The U.S. government is close to taking over the country's biggest mortgage finance companies, Fannie Mae and Freddie Mac, an emergency move to protect the troubled companies from collapse.
Sources close to talks between Bush administration officials and the chief executives of the companies say the two sides discussed the plan Friday.
Under the plan, the federal government could use tax money to pay for mortgage-related losses. It is also likely the leaders of the two companies would be replaced.
A downturn in the U.S. housing market has cost Fannie and Freddie billions of dollars. The two companies own or guarantee nearly half of all mortgages in the United States, and their health affects the entire U.S. economy.

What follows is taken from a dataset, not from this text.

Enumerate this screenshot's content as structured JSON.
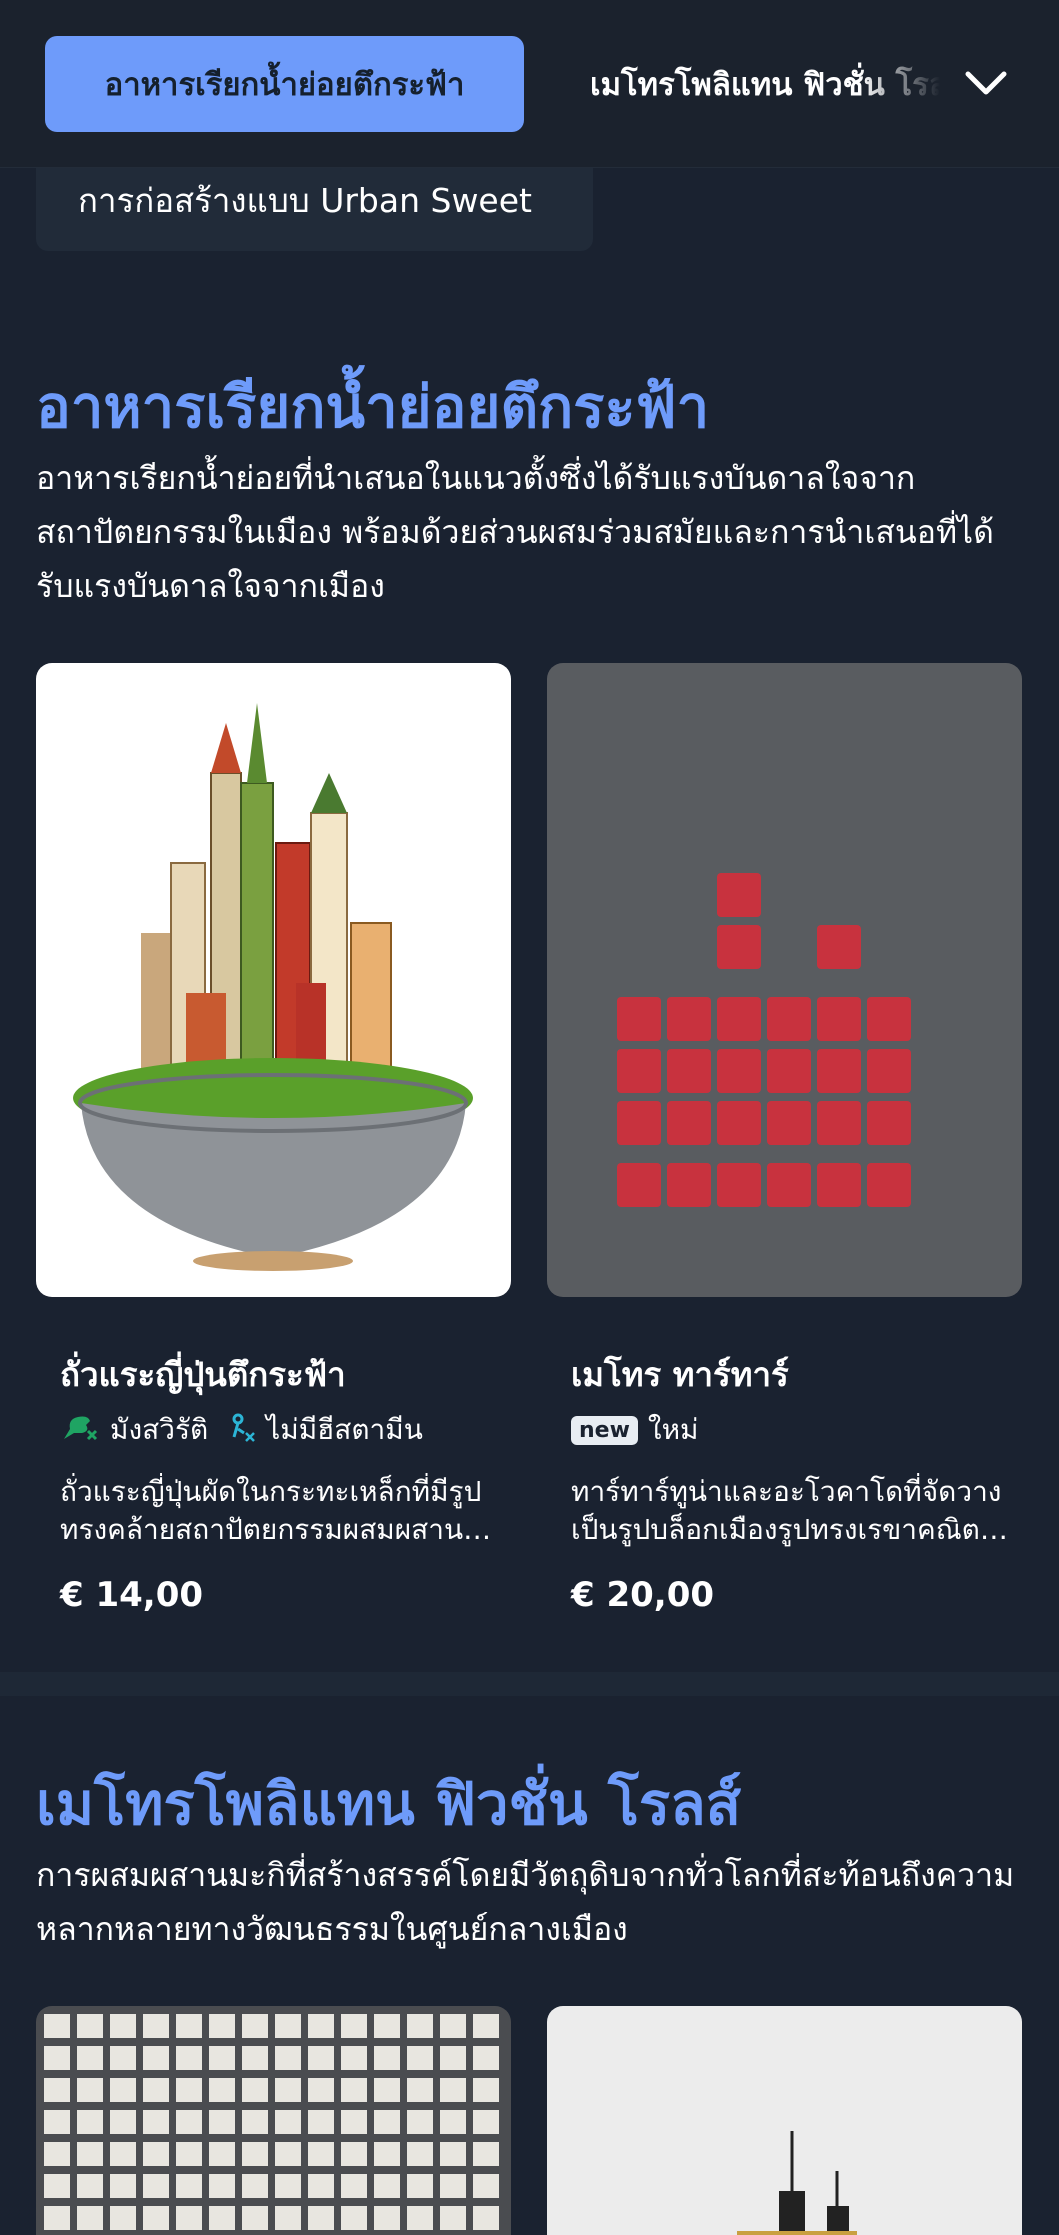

While Fannie and Freddie are owned by shareholders such as private companies, they have historically operated with government oversight.
Critics of a government bailout complain that the cost will be placed on taxpayers, while investors fear the move will wipe out the value of the companies' stocks.
The collapse of the housing and mortgage markets has contributed to a broader slowdown in the U.S. economy.
The labor market reported the most recent decline. A report issued Friday showed the unemployment rate has risen to its highest level in five years, at 6.1 percent.
The Labor Department report showed the U.S. economy shed jobs for the eighth month in a row. A total 600,000 jobs have been lost this year.
Some information for this report was provided by AP.